The records that follow must be repeated exactly, line by line.

───── Extracted entries ─────

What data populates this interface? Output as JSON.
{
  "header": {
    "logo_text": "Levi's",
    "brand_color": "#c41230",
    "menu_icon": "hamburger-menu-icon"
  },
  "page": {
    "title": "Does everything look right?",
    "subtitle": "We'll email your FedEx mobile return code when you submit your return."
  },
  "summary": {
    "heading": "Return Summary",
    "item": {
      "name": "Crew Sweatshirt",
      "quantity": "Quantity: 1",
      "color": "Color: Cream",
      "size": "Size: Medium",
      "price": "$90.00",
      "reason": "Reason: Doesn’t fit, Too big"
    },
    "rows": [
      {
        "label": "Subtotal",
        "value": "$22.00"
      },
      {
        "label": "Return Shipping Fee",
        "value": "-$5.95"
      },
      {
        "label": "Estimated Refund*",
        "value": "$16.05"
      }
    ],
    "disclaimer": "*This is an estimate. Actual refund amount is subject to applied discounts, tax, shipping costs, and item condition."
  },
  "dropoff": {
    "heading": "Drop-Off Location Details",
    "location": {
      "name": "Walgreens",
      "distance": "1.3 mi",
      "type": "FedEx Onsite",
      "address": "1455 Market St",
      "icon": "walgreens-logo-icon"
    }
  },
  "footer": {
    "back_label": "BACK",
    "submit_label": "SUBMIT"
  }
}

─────

### Task answer
What data populates this interface? Output as JSON.
{
  "header": {
    "logo_text": "Levi's",
    "brand_color": "#c41230",
    "menu_icon": "hamburger-menu-icon"
  },
  "page": {
    "title": "Does everything look right?",
    "subtitle": "We'll email your FedEx mobile return code when you submit your return."
  },
  "summary": {
    "heading": "Return Summary",
    "item": {
      "name": "Crew Sweatshirt",
      "quantity": "Quantity: 1",
      "color": "Color: Cream",
      "size": "Size: Medium",
      "price": "$90.00",
      "reason": "Reason: Doesn’t fit, Too big"
    },
    "rows": [
      {
        "label": "Subtotal",
        "value": "$22.00"
      },
      {
        "label": "Return Shipping Fee",
        "value": "-$5.95"
      },
      {
        "label": "Estimated Refund*",
        "value": "$16.05"
      }
    ],
    "disclaimer": "*This is an estimate. Actual refund amount is subject to applied discounts, tax, shipping costs, and item condition."
  },
  "dropoff": {
    "heading": "Drop-Off Location Details",
    "location": {
      "name": "Walgreens",
      "distance": "1.3 mi",
      "type": "FedEx Onsite",
      "address": "1455 Market St",
      "icon": "walgreens-logo-icon"
    }
  },
  "footer": {
    "back_label": "BACK",
    "submit_label": "SUBMIT"
  }
}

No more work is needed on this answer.